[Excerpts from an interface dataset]
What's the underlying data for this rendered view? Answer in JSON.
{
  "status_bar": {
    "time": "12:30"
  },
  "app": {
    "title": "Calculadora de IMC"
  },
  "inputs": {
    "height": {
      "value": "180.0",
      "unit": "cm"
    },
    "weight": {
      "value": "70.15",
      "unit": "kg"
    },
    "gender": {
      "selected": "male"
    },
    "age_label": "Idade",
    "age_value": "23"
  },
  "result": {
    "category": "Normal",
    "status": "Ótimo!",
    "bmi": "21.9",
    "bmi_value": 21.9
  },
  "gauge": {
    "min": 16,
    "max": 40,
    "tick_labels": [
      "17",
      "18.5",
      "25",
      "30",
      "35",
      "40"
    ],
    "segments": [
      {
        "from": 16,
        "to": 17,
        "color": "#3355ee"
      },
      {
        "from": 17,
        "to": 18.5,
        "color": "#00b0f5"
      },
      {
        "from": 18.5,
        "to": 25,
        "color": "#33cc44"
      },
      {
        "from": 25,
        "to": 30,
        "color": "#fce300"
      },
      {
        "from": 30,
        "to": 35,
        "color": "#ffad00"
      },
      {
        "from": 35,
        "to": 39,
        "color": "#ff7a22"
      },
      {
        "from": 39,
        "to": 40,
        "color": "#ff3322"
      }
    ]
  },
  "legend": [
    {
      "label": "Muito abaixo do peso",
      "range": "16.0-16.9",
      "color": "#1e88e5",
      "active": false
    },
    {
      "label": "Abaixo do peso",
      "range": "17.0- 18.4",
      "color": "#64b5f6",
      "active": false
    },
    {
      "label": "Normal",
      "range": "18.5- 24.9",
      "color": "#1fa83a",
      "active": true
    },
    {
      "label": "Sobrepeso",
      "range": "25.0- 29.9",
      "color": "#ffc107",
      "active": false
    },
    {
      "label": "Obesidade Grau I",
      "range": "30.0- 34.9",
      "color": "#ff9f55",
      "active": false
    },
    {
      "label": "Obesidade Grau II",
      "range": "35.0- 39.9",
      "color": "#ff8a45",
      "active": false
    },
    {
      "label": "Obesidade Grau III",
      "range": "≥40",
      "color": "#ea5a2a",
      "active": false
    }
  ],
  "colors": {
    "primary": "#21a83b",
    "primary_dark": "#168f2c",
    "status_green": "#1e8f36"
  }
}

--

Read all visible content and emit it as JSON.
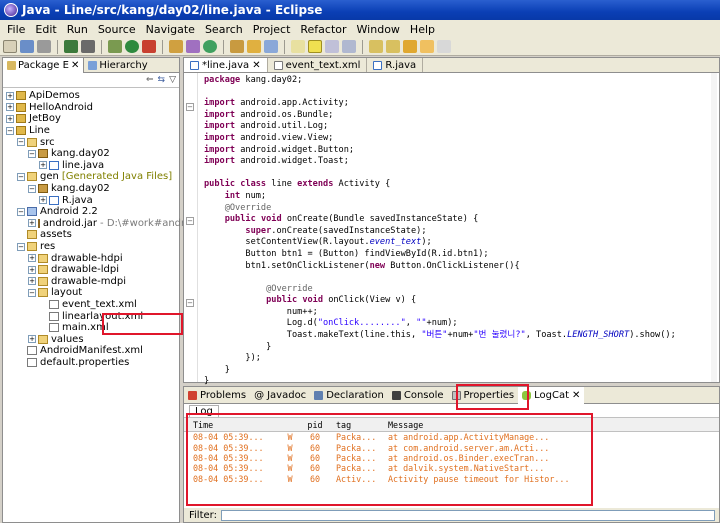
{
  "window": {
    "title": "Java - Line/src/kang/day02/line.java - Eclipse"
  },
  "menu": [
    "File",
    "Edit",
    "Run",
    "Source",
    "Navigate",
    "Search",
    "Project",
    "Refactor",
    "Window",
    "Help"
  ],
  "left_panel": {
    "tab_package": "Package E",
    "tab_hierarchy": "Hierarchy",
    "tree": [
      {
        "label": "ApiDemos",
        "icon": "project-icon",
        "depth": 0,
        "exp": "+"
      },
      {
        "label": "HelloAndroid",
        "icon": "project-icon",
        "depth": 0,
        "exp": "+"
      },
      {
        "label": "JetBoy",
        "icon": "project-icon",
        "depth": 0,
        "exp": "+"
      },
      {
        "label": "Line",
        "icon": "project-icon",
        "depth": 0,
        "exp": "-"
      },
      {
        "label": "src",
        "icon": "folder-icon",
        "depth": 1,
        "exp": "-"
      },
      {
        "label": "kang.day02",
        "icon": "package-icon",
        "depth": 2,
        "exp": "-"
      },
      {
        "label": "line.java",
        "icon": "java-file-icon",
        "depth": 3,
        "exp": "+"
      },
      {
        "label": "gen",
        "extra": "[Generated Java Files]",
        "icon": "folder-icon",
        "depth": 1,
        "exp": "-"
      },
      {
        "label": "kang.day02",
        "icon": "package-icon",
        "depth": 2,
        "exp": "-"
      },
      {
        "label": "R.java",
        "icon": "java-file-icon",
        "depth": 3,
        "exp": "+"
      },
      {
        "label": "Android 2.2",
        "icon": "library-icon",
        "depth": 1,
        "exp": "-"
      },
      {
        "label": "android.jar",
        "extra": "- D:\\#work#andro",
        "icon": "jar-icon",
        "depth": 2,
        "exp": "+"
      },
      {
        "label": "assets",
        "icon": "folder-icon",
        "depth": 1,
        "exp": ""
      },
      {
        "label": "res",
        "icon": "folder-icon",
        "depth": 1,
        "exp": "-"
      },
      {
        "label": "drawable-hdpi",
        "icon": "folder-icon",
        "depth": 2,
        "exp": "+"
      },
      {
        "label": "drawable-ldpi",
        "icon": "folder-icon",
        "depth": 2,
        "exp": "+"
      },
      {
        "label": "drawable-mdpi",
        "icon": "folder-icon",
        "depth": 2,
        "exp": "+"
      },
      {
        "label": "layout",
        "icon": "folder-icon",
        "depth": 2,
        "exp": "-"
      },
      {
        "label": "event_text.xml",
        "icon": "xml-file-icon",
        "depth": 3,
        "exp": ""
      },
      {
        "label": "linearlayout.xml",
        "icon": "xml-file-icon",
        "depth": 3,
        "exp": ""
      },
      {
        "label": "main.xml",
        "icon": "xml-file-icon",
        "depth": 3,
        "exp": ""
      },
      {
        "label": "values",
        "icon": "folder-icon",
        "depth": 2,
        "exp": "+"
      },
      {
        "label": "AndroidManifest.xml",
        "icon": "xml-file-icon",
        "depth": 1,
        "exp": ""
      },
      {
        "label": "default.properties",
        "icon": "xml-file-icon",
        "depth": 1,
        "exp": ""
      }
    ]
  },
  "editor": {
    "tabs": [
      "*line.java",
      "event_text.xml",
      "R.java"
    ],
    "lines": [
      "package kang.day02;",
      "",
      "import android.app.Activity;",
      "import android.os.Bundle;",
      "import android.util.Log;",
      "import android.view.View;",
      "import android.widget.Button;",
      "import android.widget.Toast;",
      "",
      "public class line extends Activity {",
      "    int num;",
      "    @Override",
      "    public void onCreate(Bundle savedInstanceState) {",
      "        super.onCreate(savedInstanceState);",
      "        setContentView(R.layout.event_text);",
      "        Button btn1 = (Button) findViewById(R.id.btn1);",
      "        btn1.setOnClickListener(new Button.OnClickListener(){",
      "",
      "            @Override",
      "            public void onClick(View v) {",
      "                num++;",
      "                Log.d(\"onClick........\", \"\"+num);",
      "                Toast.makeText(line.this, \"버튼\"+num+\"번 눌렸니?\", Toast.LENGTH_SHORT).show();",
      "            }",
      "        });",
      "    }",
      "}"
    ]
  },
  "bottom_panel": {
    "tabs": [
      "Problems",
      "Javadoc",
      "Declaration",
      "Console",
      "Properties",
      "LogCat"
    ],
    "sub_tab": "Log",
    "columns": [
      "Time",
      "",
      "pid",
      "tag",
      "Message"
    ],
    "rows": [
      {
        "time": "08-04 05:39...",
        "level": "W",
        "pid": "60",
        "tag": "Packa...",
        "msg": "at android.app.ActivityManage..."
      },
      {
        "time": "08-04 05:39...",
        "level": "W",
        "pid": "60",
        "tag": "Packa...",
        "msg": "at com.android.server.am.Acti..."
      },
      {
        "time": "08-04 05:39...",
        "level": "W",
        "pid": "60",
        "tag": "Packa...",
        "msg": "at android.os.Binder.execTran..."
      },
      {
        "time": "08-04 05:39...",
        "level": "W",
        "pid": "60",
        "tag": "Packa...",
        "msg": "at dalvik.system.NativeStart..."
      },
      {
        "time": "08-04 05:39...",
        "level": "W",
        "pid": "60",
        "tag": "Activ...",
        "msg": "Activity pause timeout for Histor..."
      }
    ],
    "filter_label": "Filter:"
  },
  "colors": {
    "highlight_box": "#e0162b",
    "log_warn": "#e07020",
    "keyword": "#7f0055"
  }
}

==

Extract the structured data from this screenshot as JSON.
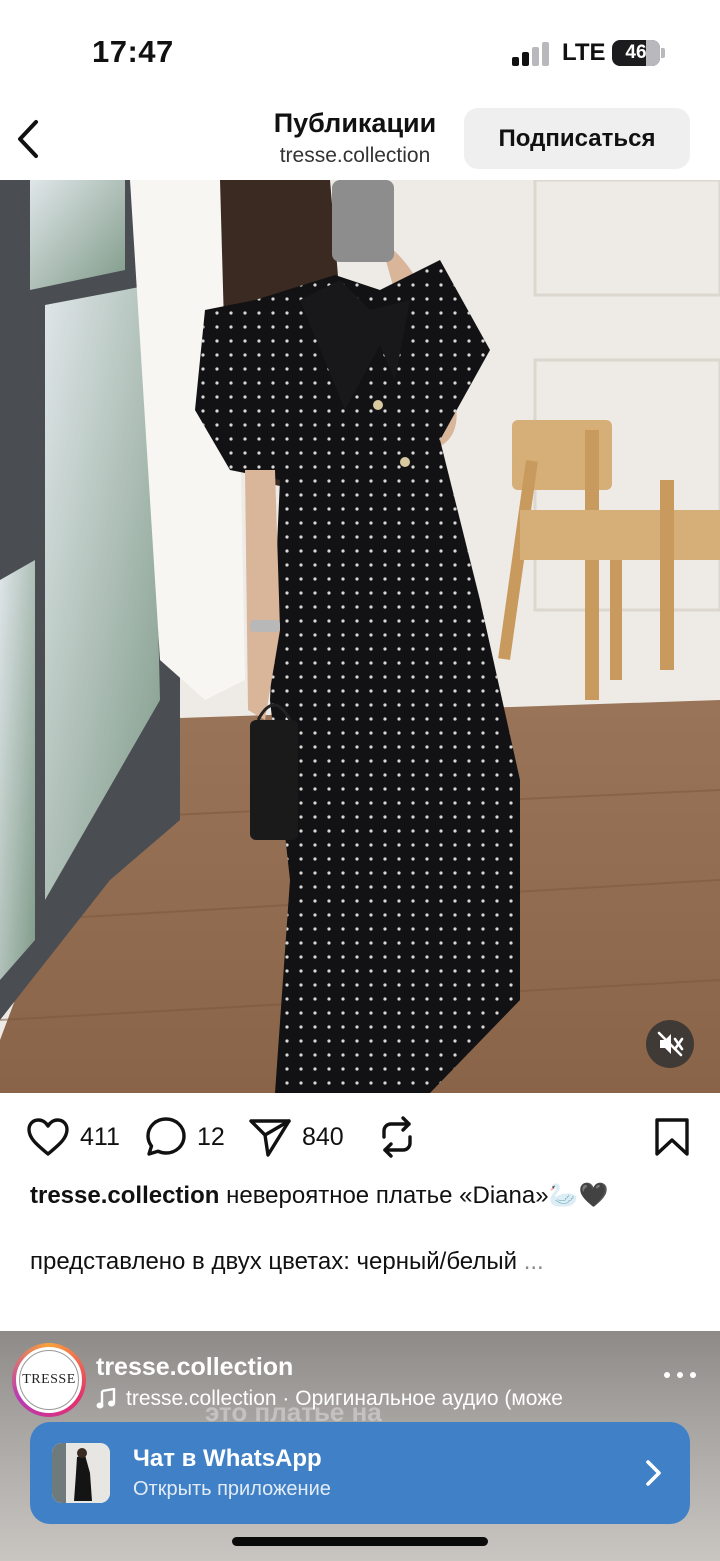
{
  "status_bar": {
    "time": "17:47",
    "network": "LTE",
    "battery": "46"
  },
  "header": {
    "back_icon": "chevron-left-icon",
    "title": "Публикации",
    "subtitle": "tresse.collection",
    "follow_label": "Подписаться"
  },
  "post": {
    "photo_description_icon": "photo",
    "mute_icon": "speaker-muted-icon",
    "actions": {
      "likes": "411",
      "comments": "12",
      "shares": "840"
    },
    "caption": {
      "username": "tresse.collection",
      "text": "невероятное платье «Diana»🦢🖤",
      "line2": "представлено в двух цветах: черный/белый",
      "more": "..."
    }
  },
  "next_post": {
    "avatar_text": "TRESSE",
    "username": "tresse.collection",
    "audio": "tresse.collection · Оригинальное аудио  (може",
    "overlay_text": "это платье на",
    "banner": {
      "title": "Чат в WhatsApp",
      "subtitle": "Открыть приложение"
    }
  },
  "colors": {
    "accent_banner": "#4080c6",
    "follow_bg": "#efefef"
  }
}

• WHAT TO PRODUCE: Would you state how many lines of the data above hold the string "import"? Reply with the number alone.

• THE ANSWER: 6